Public health organizations that post on social media
Social media use by public health organizations is diverse. Two agencies in public health that regularly use social media platforms for health promotion are WHO and United Nations Children’s Fund. These organizations use their social media accounts to educate and empower the public about health issues. Also, to enhance communication speed during public health emergencies, understand public perception on issues, and mobilize public partnerships (Mendoza-Herrera et al., 2020). The information posted by the two organizations is adapted to cultural backgrounds, local and international issues, and regional contexts. Therefore, following the organizations may be beneficial because the information posted is accurate, informative, and evidence-based. This eliminates the possibility of gathering un-true information. Similarly, following the accounts ensure access to timely information, especially during a crisis, as witnessed throughout the COVID-19 pandemic. People turned to these reliable platforms for information.
Gatewood, J., Monks, S. L., Singletary, C. R., Vidrascu, E., & Moore, J. B. (2020). Practice Brief Report: Social Media in Public Health: Strategies to Distill, Package, and Disseminate Public Health Research. Journal of Public Health Management and Practice, 26(5), 489.
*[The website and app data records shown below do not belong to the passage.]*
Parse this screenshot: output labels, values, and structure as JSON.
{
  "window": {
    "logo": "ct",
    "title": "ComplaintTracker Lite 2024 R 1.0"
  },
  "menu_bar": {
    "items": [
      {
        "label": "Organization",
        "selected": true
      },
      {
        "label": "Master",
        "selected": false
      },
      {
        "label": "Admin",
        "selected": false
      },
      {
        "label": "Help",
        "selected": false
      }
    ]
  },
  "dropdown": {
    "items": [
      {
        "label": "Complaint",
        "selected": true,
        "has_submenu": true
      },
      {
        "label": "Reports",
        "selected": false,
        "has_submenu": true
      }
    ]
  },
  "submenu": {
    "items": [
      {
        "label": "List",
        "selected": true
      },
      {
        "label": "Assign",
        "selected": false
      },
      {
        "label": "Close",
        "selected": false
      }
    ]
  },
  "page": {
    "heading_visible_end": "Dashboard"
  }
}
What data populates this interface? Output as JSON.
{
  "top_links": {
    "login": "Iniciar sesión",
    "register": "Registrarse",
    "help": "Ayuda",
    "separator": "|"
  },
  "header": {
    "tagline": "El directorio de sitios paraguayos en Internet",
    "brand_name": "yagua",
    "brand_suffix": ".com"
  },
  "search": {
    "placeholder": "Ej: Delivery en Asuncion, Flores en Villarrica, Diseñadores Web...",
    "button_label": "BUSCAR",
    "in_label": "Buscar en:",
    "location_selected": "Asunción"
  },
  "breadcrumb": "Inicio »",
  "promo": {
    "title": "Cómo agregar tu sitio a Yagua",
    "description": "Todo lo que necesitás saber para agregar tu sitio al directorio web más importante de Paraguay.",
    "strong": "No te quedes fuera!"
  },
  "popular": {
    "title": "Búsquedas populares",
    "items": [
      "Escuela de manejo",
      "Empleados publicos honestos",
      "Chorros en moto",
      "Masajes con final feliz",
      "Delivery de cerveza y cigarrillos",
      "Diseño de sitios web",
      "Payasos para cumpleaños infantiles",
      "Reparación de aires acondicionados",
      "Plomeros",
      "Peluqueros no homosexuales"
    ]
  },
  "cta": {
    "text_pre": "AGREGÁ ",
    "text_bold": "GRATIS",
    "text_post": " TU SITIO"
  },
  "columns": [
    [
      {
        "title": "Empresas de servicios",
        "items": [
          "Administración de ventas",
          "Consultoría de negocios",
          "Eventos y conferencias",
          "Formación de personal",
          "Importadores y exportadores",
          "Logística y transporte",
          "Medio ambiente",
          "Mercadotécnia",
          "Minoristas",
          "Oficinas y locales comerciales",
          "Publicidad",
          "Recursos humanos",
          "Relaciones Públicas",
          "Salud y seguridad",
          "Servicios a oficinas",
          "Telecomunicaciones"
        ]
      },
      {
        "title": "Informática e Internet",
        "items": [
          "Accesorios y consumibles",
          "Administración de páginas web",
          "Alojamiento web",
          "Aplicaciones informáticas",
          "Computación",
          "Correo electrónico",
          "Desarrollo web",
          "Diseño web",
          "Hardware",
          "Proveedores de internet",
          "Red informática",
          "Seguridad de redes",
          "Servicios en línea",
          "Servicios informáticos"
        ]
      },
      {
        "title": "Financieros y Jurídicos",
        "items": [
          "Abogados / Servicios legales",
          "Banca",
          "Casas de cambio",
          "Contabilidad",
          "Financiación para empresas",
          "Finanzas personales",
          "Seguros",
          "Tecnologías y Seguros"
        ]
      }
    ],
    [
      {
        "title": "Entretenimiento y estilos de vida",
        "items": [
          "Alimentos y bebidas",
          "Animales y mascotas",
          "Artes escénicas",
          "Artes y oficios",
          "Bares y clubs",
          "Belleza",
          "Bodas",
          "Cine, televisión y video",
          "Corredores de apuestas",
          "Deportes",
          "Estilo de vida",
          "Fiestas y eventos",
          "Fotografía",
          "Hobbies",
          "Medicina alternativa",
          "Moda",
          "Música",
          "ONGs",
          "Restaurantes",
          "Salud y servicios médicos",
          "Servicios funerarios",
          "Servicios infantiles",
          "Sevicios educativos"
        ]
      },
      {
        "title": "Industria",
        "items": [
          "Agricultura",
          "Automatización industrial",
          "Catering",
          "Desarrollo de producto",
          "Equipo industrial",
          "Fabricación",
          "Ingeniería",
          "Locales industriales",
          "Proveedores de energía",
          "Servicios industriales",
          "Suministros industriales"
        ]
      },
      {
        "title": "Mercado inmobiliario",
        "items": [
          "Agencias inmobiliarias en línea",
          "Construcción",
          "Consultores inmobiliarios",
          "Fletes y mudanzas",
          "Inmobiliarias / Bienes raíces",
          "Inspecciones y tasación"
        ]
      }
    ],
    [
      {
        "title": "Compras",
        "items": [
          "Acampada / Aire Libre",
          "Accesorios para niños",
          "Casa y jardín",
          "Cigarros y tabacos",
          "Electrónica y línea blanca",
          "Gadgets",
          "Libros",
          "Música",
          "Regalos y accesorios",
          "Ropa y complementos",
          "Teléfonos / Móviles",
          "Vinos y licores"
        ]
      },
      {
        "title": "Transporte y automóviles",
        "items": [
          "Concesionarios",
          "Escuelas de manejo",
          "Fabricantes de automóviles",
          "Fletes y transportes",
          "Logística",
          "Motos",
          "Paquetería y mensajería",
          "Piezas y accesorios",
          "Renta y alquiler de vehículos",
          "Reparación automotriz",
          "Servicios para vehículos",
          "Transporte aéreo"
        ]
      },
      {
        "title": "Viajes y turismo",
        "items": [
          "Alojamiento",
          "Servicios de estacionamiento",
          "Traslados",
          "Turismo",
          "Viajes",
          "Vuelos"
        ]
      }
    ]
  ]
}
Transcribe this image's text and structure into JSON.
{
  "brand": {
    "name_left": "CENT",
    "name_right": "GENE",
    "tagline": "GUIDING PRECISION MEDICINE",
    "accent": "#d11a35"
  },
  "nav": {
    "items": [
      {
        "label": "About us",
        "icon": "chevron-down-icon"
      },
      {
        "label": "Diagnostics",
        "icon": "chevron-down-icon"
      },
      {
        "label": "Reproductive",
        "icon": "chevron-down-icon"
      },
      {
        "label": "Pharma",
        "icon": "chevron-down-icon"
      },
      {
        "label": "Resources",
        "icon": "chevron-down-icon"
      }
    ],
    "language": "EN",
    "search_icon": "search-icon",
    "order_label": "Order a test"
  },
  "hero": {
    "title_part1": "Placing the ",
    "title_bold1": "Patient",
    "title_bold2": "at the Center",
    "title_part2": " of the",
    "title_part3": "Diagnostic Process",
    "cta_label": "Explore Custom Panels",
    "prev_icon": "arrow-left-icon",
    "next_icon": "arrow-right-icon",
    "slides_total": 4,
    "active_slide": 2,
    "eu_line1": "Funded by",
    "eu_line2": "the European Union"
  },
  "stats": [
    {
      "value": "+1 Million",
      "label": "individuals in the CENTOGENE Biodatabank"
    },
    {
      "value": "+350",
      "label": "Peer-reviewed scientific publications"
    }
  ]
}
Mendoza-Herrera, K., Valero-Morales, I., Ocampo-Granados, M. E., Reyes-Morales, H., Arce-Amaré, F., & Barquera, S. (2020). Peer Reviewed: An Overview of Social Media Use in the Field of Public Health Nutrition: Benefits, Scope, Limitations, and a Latin American Experience. Preventing Chronic Disease, 17.